◆ TASK OBJECTIVE: Among the entries below, how many lines contain the string "LinkedList"? Only the number is wanted.

Data items
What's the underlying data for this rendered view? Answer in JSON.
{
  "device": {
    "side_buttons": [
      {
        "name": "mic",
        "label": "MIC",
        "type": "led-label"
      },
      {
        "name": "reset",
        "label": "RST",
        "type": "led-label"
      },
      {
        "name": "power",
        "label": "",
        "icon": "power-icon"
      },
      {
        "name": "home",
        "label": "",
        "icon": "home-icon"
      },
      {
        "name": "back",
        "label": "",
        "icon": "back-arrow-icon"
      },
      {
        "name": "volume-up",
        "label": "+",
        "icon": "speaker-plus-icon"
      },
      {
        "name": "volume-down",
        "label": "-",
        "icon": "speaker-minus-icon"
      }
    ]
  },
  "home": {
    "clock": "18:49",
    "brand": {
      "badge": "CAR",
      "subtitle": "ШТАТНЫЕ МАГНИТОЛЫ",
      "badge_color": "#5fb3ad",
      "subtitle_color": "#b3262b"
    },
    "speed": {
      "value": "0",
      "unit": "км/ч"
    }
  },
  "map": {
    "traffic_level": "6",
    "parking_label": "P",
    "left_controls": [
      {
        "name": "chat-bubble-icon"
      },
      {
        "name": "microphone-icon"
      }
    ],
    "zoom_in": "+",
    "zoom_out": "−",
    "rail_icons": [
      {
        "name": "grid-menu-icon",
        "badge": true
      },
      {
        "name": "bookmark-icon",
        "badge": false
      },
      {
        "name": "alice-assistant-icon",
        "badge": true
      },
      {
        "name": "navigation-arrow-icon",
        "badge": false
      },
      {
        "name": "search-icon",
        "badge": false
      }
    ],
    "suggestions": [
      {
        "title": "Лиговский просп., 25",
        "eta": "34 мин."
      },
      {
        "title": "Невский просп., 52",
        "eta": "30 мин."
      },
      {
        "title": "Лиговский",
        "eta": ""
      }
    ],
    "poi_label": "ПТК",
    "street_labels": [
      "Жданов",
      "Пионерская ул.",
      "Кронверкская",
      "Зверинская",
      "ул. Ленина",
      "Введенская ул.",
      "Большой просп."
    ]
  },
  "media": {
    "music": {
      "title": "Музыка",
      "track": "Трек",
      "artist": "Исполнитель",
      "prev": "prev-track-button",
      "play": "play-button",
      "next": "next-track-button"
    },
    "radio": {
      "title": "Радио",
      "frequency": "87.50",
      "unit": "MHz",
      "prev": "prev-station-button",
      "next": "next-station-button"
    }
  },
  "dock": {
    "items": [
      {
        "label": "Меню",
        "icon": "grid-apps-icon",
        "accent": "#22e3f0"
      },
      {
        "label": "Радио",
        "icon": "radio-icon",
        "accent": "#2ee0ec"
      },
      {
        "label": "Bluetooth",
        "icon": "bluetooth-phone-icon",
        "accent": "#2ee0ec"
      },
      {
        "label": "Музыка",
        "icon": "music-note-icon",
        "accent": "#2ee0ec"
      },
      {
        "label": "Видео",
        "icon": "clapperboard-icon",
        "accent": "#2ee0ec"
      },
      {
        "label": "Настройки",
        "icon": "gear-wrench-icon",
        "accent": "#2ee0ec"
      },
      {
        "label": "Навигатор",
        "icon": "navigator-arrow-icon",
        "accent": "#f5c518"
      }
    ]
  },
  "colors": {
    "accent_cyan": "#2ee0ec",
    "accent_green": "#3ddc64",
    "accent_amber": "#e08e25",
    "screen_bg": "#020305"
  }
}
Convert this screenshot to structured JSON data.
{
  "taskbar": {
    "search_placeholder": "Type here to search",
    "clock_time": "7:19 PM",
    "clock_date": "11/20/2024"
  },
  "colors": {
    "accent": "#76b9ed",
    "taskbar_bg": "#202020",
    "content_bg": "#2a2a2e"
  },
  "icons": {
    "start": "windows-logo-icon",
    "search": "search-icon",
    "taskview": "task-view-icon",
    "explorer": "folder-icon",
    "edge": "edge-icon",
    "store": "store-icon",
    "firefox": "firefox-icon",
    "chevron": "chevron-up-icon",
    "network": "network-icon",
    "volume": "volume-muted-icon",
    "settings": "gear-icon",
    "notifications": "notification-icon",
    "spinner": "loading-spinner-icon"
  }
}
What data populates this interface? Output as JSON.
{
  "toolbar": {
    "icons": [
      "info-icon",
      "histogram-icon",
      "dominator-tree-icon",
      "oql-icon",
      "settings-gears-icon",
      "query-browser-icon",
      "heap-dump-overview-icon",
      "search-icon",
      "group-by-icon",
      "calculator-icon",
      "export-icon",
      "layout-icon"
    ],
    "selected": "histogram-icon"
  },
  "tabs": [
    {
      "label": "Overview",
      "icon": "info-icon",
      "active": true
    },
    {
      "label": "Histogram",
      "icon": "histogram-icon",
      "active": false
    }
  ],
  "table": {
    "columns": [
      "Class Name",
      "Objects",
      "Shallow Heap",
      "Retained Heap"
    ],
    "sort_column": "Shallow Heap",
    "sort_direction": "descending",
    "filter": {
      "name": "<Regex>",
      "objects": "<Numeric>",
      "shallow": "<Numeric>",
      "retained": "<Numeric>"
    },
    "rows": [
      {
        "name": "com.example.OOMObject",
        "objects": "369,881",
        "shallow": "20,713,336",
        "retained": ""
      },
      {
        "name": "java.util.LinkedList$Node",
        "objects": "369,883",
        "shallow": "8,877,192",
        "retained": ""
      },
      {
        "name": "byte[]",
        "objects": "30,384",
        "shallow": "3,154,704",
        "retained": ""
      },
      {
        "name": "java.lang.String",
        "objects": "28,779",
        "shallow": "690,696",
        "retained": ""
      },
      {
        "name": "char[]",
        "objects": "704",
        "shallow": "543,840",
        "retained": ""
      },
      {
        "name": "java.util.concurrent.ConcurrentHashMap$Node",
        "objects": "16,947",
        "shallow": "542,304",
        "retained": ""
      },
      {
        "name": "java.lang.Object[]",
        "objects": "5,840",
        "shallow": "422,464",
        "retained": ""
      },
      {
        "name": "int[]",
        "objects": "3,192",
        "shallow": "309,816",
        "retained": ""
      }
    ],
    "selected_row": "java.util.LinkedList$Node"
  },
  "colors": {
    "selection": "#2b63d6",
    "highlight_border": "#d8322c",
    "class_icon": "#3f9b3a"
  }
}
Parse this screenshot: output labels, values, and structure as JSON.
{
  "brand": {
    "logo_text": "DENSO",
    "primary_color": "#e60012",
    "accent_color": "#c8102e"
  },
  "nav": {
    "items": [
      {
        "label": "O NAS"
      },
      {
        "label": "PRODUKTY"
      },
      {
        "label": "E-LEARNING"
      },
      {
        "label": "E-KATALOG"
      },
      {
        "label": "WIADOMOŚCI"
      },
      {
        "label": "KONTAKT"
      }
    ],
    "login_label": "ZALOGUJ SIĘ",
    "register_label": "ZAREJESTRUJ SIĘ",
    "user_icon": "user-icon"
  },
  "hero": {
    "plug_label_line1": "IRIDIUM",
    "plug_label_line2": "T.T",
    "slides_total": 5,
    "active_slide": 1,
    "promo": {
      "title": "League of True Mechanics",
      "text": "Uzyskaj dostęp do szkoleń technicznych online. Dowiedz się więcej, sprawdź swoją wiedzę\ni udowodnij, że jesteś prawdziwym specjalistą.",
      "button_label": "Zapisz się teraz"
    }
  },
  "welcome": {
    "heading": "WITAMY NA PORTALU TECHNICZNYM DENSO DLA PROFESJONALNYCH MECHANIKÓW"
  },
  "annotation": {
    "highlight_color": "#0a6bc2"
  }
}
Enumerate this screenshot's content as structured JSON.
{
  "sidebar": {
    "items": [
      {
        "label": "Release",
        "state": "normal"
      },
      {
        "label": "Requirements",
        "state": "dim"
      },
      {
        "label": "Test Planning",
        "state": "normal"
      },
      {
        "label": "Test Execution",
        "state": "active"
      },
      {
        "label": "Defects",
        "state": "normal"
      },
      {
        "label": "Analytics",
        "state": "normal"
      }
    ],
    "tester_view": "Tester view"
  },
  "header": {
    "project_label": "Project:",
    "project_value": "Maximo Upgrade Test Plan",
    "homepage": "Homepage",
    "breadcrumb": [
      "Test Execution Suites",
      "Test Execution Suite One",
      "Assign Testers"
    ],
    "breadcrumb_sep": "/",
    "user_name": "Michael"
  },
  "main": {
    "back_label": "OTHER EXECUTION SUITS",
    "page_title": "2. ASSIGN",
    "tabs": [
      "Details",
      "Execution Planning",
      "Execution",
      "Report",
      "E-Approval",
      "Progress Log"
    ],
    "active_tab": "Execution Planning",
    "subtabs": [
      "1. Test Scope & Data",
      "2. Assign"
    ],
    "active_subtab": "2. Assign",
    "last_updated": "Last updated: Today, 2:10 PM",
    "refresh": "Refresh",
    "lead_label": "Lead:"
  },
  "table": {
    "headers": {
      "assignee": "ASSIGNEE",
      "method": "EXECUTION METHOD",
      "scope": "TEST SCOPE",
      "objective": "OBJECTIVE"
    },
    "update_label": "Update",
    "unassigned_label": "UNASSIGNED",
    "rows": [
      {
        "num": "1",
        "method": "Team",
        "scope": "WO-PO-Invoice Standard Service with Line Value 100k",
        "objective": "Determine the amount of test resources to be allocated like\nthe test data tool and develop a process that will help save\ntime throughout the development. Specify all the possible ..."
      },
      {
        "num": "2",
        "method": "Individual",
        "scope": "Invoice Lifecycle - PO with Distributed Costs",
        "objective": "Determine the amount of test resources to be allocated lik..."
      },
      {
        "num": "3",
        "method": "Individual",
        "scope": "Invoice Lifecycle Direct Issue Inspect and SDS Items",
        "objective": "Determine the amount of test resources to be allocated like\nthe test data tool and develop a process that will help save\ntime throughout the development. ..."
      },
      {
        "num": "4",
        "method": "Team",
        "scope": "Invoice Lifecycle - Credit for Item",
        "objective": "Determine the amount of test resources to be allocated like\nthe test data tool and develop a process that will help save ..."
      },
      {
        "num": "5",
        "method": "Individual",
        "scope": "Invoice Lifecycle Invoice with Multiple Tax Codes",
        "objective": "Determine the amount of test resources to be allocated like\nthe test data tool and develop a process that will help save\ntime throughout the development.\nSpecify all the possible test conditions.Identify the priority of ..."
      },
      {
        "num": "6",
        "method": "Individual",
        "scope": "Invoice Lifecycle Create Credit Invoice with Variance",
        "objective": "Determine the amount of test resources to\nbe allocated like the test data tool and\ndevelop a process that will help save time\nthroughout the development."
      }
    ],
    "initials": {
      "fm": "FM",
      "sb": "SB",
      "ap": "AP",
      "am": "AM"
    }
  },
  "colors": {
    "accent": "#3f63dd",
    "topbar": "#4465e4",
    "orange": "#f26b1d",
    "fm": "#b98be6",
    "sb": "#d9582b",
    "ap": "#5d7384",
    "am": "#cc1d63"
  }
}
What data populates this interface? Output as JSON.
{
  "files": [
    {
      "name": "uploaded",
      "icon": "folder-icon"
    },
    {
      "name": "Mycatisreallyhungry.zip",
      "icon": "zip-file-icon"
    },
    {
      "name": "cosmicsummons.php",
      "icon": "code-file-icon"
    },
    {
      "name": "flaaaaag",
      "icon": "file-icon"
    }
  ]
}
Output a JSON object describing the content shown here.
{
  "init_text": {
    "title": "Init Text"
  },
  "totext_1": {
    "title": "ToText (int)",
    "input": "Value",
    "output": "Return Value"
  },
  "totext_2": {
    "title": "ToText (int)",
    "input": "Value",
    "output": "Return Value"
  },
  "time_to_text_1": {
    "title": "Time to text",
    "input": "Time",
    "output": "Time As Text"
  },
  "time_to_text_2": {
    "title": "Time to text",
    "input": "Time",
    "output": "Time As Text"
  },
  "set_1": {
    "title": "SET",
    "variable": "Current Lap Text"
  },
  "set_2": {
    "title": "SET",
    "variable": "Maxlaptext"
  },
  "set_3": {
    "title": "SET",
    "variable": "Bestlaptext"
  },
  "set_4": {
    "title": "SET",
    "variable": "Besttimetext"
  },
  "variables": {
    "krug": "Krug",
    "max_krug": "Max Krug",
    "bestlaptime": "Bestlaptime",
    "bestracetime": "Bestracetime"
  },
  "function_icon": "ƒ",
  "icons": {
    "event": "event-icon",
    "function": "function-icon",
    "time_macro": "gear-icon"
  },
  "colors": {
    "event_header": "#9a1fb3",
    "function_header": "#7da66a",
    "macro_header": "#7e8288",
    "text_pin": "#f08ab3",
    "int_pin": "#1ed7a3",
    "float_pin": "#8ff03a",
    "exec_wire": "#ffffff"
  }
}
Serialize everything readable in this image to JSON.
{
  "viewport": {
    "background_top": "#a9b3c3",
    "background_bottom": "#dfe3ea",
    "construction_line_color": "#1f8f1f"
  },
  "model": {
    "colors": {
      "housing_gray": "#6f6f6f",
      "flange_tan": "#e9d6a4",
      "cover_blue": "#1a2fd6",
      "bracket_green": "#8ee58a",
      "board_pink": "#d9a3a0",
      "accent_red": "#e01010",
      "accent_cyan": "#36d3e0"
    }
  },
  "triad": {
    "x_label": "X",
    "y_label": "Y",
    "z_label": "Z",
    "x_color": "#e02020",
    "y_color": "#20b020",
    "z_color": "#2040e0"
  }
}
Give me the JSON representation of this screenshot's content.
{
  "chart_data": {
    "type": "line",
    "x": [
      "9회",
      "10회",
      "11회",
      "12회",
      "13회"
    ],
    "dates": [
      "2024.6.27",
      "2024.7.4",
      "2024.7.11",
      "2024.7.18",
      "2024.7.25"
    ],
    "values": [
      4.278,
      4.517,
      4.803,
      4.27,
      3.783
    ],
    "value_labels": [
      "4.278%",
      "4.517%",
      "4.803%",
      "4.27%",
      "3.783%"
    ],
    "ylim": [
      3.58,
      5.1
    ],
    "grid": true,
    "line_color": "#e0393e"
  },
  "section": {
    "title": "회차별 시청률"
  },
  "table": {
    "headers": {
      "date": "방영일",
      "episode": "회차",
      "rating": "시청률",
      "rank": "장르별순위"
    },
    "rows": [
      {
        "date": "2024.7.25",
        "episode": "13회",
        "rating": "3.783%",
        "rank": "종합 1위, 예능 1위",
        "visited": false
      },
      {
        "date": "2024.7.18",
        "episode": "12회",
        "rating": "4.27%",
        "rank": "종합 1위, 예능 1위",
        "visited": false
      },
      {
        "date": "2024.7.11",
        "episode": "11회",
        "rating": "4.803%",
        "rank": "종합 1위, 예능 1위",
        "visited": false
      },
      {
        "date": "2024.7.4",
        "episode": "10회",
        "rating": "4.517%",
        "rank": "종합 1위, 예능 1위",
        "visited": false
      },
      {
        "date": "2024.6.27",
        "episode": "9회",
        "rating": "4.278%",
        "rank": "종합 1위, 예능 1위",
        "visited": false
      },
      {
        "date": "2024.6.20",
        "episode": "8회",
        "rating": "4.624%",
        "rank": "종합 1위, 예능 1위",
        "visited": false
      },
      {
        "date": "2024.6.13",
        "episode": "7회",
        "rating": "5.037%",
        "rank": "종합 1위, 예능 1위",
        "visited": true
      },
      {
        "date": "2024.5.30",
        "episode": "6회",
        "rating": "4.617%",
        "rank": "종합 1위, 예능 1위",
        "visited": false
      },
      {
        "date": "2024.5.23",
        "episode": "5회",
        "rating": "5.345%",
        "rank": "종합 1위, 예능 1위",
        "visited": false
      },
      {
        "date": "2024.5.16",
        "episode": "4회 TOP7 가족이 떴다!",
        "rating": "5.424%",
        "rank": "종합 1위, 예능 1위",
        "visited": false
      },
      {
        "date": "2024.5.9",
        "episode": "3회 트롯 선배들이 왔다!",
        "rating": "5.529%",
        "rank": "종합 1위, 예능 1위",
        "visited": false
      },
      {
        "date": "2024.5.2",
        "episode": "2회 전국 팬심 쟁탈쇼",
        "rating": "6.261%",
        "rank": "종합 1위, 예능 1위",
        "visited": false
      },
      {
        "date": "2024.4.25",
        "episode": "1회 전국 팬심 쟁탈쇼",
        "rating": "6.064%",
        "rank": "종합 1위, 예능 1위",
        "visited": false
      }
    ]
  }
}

◆ RESULT OF THE EXERCISE: 2